The idea of founding a shiny new start-up is appealing to many people. You have a great idea, so you should make it into a business, right? Wrong.
Founding a startup comes with many struggles, are you prepared to make the necessary sacrifices for the idea, and is the idea worth the struggle?
After building several businesses over the years, here are nine pieces of advice to accelerate your growth.
What type of business should you build?
When deciding the type of business to build, thinking about the problem rather than the solution will get you further along the road to success.
1. Don’t choose randomly.
It can be easy to get carried away with an idea, trying to fit a business within a trend or shiny new technology you want to use.
Iraklis Alexopoulos, Founder & CTO
If you want success, it’s better to consider niche problems in industries you understand. Great ideas for solutions start with a deep understanding of the problem.
2. What type of lifestyle do you want?
When considering the type of business to build, thinking about the lifestyle you want is an essential factor. You need to be doing things you enjoy, that fulfill you if you want success.
If you hate the idea of going out and fundraising, then why are you considering building a business that would rely on capital? If raising capital makes you shudder, consider a more niche problem you can bootstrap.
Iraklis Alexopoulos, Founder & CTO
When you start a business, you’re going to spend most of your time working on it, so you may as well create something that makes you happy. Building something that requires you to do stuff you hate all the time is not motivating.
Use your strengths to inform the type of business you want to build and think about how you can optimize for happiness. What will you enjoy spending your time on, and what sacrifices are you willing to make to spend your time doing that?
3. Should you build a B2B or B2C startup?
Another important consideration when defining your problem is to consider who your final customer will be.
Businesses tend to have well-defined problems and are more willing to spend money to save time on their problems.
B2C customers may need more help in understanding the problem you want to solve for them and why they should pay for a solution.
The business owner’s mindset
1. Just get started
Procrastination and analysis paralysis are problems for every founder. They spend hours consuming content, deciding where to start, and dwelling on problems. The best way to learn is to get started; you will realize there isn’t one magical way to do things.
Get your hands dirty and start experimenting. Basically, remove all reasons to procrastinate e.g. don’t know how to code? Use a no-code website/app builder.
2. Create a sense of urgency
Creating a sense of urgency will help you stop procrastinating. Break down what you want to achieve into smaller components and then try to achieve them one after another. Divide and Conquer step by step.
When the tasks are smaller, they’re less daunting. When you start to check off the small things that contribute to the bigger picture, you’ll feel a sense of accomplishment which will build momentum to drive you forward.
3. Network with other founders

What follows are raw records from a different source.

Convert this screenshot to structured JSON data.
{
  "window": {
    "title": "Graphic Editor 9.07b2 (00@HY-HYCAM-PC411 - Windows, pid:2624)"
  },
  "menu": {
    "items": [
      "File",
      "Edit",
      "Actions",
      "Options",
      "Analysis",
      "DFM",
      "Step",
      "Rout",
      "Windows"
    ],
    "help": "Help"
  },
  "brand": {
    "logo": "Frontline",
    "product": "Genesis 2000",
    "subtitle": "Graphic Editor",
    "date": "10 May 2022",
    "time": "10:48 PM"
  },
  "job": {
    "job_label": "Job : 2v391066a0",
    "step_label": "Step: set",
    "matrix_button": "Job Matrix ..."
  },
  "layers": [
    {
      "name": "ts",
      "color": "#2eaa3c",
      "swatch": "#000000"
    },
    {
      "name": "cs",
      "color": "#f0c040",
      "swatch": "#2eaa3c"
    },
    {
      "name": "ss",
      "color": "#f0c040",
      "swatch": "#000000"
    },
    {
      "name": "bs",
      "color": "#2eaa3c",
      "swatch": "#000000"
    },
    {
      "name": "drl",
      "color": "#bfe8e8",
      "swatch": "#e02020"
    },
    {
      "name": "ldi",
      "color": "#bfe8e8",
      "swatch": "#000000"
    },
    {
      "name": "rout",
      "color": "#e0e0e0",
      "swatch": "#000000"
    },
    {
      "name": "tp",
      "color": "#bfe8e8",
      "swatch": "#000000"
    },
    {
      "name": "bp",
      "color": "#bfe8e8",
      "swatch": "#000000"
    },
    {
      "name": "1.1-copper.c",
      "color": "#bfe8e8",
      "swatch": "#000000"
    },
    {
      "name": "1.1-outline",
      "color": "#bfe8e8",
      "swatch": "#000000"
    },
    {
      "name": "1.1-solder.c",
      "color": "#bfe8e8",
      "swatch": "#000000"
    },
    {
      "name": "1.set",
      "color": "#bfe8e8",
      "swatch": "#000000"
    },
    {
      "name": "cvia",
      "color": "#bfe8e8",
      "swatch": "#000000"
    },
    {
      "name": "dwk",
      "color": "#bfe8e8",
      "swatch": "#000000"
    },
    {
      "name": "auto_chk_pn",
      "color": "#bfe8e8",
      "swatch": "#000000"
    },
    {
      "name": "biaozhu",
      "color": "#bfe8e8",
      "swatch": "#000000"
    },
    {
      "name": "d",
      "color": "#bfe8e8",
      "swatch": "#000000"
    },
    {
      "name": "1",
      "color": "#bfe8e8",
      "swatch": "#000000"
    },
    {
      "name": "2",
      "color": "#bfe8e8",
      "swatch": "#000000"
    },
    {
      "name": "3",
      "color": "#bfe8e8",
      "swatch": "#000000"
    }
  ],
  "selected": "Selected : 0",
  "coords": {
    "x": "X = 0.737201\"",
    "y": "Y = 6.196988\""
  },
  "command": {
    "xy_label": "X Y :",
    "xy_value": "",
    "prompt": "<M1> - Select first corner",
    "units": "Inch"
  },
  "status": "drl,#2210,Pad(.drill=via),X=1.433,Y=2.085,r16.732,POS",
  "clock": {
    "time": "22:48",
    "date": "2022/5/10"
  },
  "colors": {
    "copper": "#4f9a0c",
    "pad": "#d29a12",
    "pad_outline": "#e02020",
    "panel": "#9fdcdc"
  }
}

Building a network with other founders is a great way to get advice, learn from the mistakes and successes of those before you, and help you realize you’re not the only one with this problem.
Networks like Growth Mentor and Indie hackers give you access to other founders who can share stories and ideas about how to keep driving forward.
Listen to the podcast episode that inspired this blog post:
How to validate your ideas
1. Reflect on opportunities in the real world
Abstract ideas won’t help you when building a business. Creating value for your customers means solving real-life problems. Something you think is interesting or exciting may not be what people need.
Your solution needs to come from real-world observations. How do you get those actual world observations?
Observing different industries, businesses, and operations and looking for recurring themes, patterns, and questions that arise will allow you to do something better.
Most importantly, when getting the chance to be in front of your potential customers, do more listening and less talking. Don’t lead the conversation to hear what you want to hear but get unfiltered, genuine feedback.
2. Talk to customers
The number one rule for validating your idea is to talk to your customers and understand their life, how they do things and how you could build a solution to help them.
Talking to your customers doesn’t mean asking vanity questions such as “if this existed, would you pay for it.” Ask questions about how they go about their lives every day, then you can start to draw conclusions about what they need.
3. Use the Mom Test
The Mom Test is a framework for asking questions that even your mom can’t lie to you about. It gives you clear answers on whether or not your idea will be useful to your ideal customers.
Find out where your audience hangs out – it could be digitally in Facebook groups or at in-person events. Once you find the right people to talk with, have 1:1s with them and listen to their struggles. Only then will you be able to help them find a solution.
Use the wisdom of others to build a successful startup
You don’t need to go it alone when building your startup. There are plenty of other founders out there who had the same struggles as you and want to help you avoid making the mistakes they did.
Start taking the steps towards a great startup by talking to a Growth Mentor.